Most people hear the term ultrasound and think of a pregnant woman at her OB/GYN's office. When you hear the word cancer you might think of the pink ribbon symbol for breast cancer – and its correlation to women. However, ultrasound and cancer can relate directly to men, as well. Continue reading to understand how these three terms are interconnected.
Ultrasound is Used to Detect and Evaluate Cancer in Men
An ultrasound isn't reserved exclusively for prenatal checkups. It serves a variety of purposes in the medical field. You may be more familiar with ultrasound's other medical term: sonography. This equipment uses soundwaves to create and project images onto a screen for easy evaluation. If you go in for a cancer screening, you will first need to provide your medical history and possibly undergo a physical exam. If a growth is discovered, ultrasound – or sonography – equipment might be used in your exam. A few examples of cancers detected using sonography include:
- Kidney and Organ Cancer: The ultrasound microphone is moved along your abdomen and side so your doctor can evaluate your kidneys from multiple angles. If any suspicious lumps are found, surrounding organs are observed using the ultrasound to see if it has spread. The projected image is also used to guide a biopsy needle towards the growth while a sample is taken. The sample is then evaluated in a lab to determine if a tumor is benign or malignant.
- Prostate Cancer: Use of the ultrasound is slightly more invasive to detect prostate cancer than other cancers. The ultrasound microphone is inserted partway into the rectum so the prostate gland can be observed and the lining of the prostate can be measured. This measurement is used to determine the density of prostate-specific antigens (PSAs). Doctors look for high PSA counts and changes in PSA count to determine the likelihood of you having prostate cancer. If necessary, other tests such as a digital rectal exam, blood tests, and a biopsy are also used to locate prostate cancer.

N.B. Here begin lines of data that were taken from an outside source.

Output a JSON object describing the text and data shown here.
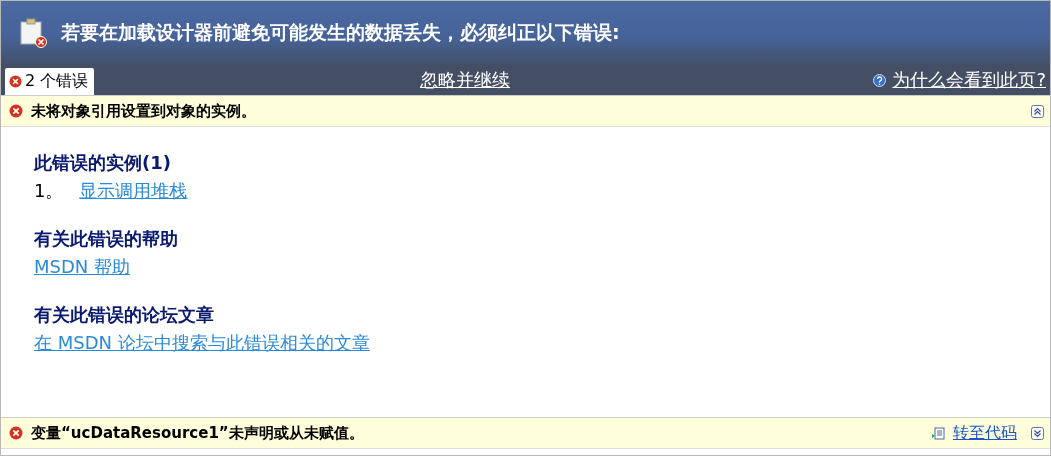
{
  "header": {
    "title": "若要在加载设计器前避免可能发生的数据丢失，必须纠正以下错误:"
  },
  "tabs": [
    {
      "label": "2 个错误",
      "selected": true
    }
  ],
  "ignore_link": "忽略并继续",
  "help_link": "为什么会看到此页?",
  "errors": [
    {
      "message": "未将对象引用设置到对象的实例。",
      "expanded": true,
      "sections": [
        {
          "heading": "此错误的实例(1)",
          "items": [
            {
              "number": "1。",
              "link": "显示调用堆栈"
            }
          ]
        },
        {
          "heading": "有关此错误的帮助",
          "items": [
            {
              "link": "MSDN 帮助"
            }
          ]
        },
        {
          "heading": "有关此错误的论坛文章",
          "items": [
            {
              "link": "在 MSDN 论坛中搜索与此错误相关的文章"
            }
          ]
        }
      ]
    },
    {
      "message": "变量“ucDataResource1”未声明或从未赋值。",
      "expanded": false,
      "goto_link": "转至代码"
    }
  ]
}
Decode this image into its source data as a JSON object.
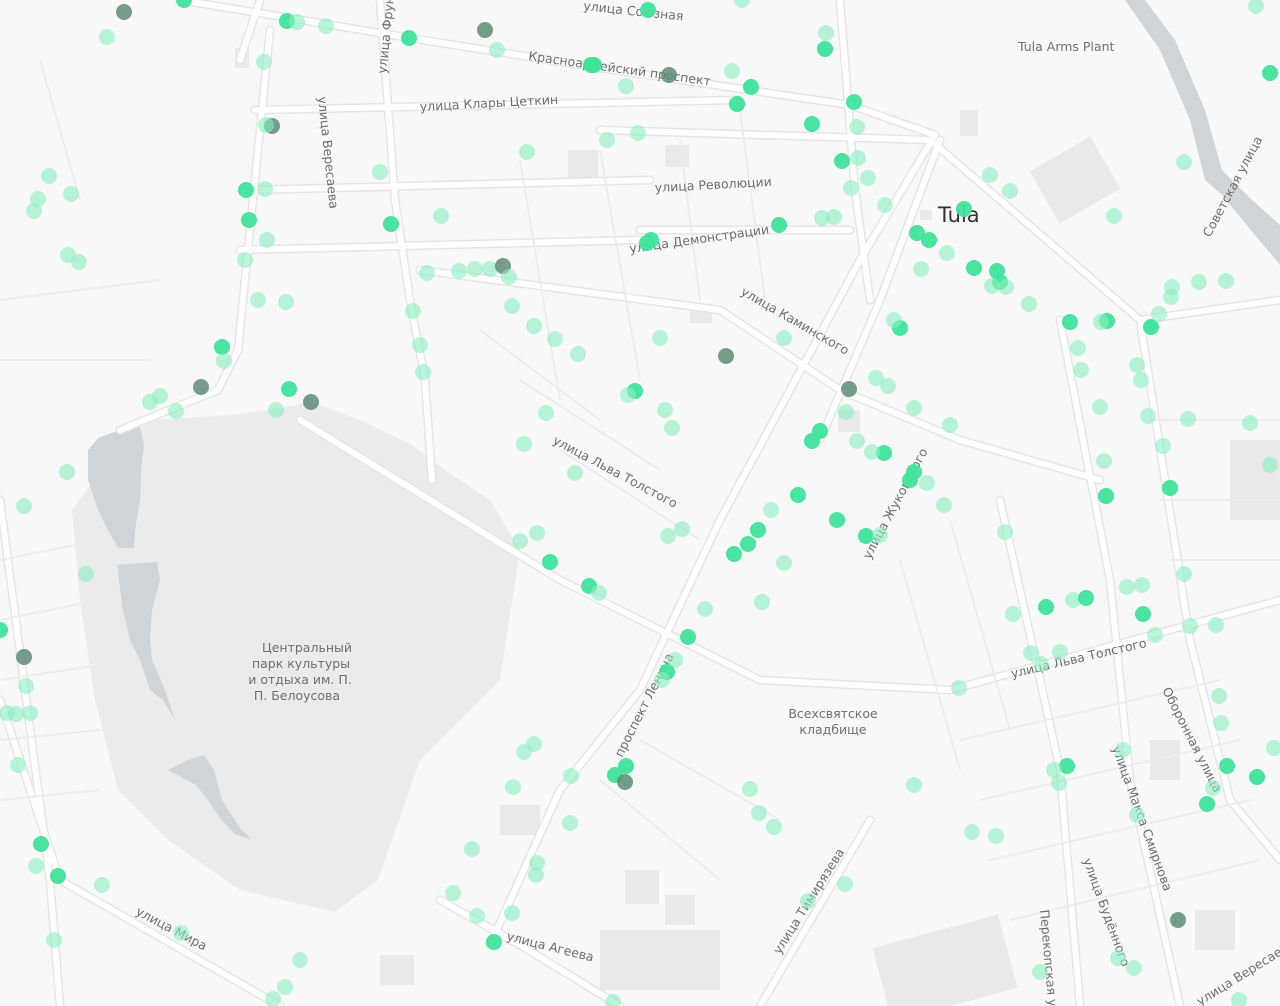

- Breast Cancer: While less common in men than women, breast cancer is still a concern. To diagnose it, a physical exam is first performed to identify lump size, quantity, and texture. An ultrasound machine designed specifically to observe breast tissue is then used to examine the entire breast and see if the lumps look harmful or not and if more action should be taken.
Why Choose Ultrasound Over Other Tests?
While your physician will probably prescribe a number of tests to determine if you have developed cancer, ultrasound is a good place to start if there is a valid concern. Here are just a few reasons why:
- Non-Invasive: This test is non-invasive but provides a reliable view of affected tissue. If there are no visible problems, you don't have to undergo an invasive biopsy or other tests. If a problem is detected, the ultrasound helps guide needles during invasive procedures for safety and accuracy.
- No Radiation: Ultrasound doesn't expose you to radiation the way an x-ray does, so you don't have to undergo unnecessary exposure in order to observe a growth at different angles and measure its size.
- Differentiates Growths: Ultrasound equipment accurately differentiates between fluid-filled cysts and solid tumors. If a cyst is detected, a biopsy is unnecessary. In some cases – especially in evaluating kidney tumors – the echo patterns help determine if a tumor is benign or malignant.
The terms ultrasound, cancer, and men are easy to connect. Ultrasound equipment can be used to detect cancer in men. Growths are evaluated and biopsies are taken all with the help of ultrasound.
For more information about ultrasounds, contact a company like EVDI Medical Imaging.